The NHS ‘winter crisis’ is very much in the news at the minute, with operations being cancelled and patients waiting hours to be treated in hospitals up and down the country – and the Royal College of Nursing Union has called attention to another side effect of the growing pressures facing the NHS.
In Sheffield alone last year there were a total of 3,917 lost work days in NHS hospitals to stress, which amounts to almost 12,000 shifts by NHS staff. Union chiefs have said the figures “do not come as a surprise” as nurses and other NHS staff are regularly working in “excess of their contracted hours”, providing “last minute cover” and are effectively “propping up the NHS”.
The Yorkshire branch of the Royal College of Nursing said that the figures for Sheffield hospitals coincide with 3,000 unfilled nursing vacancies in the county and 40,000 in total across the country – putting extra strain on an already stretched work force.

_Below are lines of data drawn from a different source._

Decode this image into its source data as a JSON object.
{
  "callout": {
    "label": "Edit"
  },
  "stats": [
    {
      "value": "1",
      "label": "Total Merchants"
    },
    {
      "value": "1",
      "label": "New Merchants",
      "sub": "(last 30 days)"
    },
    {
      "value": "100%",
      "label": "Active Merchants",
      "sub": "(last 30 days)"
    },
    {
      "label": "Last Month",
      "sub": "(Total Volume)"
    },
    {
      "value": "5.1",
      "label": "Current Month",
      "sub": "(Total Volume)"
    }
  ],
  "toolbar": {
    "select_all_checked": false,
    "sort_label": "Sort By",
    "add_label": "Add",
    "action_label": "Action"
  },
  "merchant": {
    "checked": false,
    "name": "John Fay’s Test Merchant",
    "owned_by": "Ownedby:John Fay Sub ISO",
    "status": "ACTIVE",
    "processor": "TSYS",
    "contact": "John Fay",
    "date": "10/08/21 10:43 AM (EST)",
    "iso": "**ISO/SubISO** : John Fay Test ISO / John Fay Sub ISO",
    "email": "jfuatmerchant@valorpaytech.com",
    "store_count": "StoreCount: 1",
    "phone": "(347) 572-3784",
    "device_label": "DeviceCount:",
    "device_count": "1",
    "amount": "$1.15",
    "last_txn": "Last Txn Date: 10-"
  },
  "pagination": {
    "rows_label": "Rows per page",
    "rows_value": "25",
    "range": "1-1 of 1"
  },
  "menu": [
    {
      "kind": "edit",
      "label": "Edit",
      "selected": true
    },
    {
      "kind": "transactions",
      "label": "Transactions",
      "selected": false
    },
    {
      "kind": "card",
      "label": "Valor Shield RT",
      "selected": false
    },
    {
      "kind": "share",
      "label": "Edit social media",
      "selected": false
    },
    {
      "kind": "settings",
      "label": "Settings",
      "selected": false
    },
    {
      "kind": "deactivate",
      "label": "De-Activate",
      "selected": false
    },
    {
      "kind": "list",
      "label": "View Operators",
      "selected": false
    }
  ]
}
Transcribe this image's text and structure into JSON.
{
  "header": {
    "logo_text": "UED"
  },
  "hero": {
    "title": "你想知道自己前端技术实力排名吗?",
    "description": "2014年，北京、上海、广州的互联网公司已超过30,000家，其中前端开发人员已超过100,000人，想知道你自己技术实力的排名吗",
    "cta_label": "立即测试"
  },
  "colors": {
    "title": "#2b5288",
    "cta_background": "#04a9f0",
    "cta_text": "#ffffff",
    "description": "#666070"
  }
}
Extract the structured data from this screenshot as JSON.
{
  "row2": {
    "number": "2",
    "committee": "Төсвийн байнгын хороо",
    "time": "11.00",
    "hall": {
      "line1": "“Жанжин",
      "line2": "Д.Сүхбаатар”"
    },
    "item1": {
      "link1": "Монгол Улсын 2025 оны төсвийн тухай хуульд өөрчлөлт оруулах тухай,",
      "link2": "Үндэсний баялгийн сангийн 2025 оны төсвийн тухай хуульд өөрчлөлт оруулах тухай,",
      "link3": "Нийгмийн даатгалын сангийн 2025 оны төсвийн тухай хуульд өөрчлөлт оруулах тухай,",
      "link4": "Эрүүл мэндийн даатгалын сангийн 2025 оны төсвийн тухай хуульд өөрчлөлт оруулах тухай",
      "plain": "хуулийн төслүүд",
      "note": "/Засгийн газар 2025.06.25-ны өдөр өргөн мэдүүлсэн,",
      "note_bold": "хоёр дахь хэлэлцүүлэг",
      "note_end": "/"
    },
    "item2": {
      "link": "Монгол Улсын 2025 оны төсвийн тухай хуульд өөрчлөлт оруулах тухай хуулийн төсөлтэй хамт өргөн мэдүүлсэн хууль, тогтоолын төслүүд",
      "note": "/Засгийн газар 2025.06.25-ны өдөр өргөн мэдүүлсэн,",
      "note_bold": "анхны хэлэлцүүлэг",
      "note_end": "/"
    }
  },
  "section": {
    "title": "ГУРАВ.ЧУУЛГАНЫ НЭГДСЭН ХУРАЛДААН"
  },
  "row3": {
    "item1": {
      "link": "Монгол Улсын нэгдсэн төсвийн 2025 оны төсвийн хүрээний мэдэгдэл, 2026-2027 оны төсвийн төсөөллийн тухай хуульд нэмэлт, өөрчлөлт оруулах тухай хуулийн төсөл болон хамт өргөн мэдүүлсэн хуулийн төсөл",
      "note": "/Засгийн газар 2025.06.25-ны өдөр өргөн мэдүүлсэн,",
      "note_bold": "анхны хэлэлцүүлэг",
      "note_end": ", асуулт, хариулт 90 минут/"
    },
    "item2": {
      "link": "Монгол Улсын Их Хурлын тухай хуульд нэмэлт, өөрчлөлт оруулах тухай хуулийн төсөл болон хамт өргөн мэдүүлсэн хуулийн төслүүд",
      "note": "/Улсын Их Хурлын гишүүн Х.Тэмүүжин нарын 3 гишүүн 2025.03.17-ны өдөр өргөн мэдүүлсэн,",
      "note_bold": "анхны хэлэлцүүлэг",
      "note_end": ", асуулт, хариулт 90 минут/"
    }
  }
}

Sheffield hospital bosses responded that the figure of lost days was “less than 1% of the total number of days worked” in what is England’s second largest NHS trust. They also added that staff had access to psychological services and mindfulness sessions to help with stress.
Glenn Turp, regional director for the Royal College of Nursing in the Yorkshire and the Humber said of the figures:
Sadly this doesn’t come as a surprise. More and more nurses and staff across the NHS are feeling the ill health effects from being under constant pressure and stress.
There are over 40,000 nursing vacancies across England and 3,000 vacancies in Yorkshire and the Humber. High vacancies levels affects staff as they try to fill these gaps and deal with ever increasing patient demand.
Over stretched staff suffer the consequence personally.
The RCN have released a new report titled ‘Safe and Effective Staffing: Nursing against the Odds’ which highlights the affect work pressure and stress has on many nurses own health, with 36.7% feeling unwell due to work-related stress.
Glenn Turp continued:
This is another reminder for the Government of how NHS staff across the board are straining to hold things together. The Government needs to show that it values those working under immense pressure taking care of patients, when they are most vulnerable, people will be deterred from joining the nursing profession and others will feel no choice but to leave it.
Mark Gwilliam, director of human resources at Sheffield Teaching Hospitals NHS Foundation Trust, said:
We believe that for our staff to provide the best care to patients, we also need to take care of their health and wellbeing.
We have 17,000 employees and our sickness levels are at the lowest levels for some time at 3.7% and sick days due to stress represent less than 1% of the total number of days worked.
We want to do all we can to help staff cope with any stress from work or home circumstances which is why we have a number of free services to offer support including a specialist psychological service, free headspace app for all employees and mindfulness sessions. We also try to make the work environment as supportive as possible to enable our teams to manage stressful situations.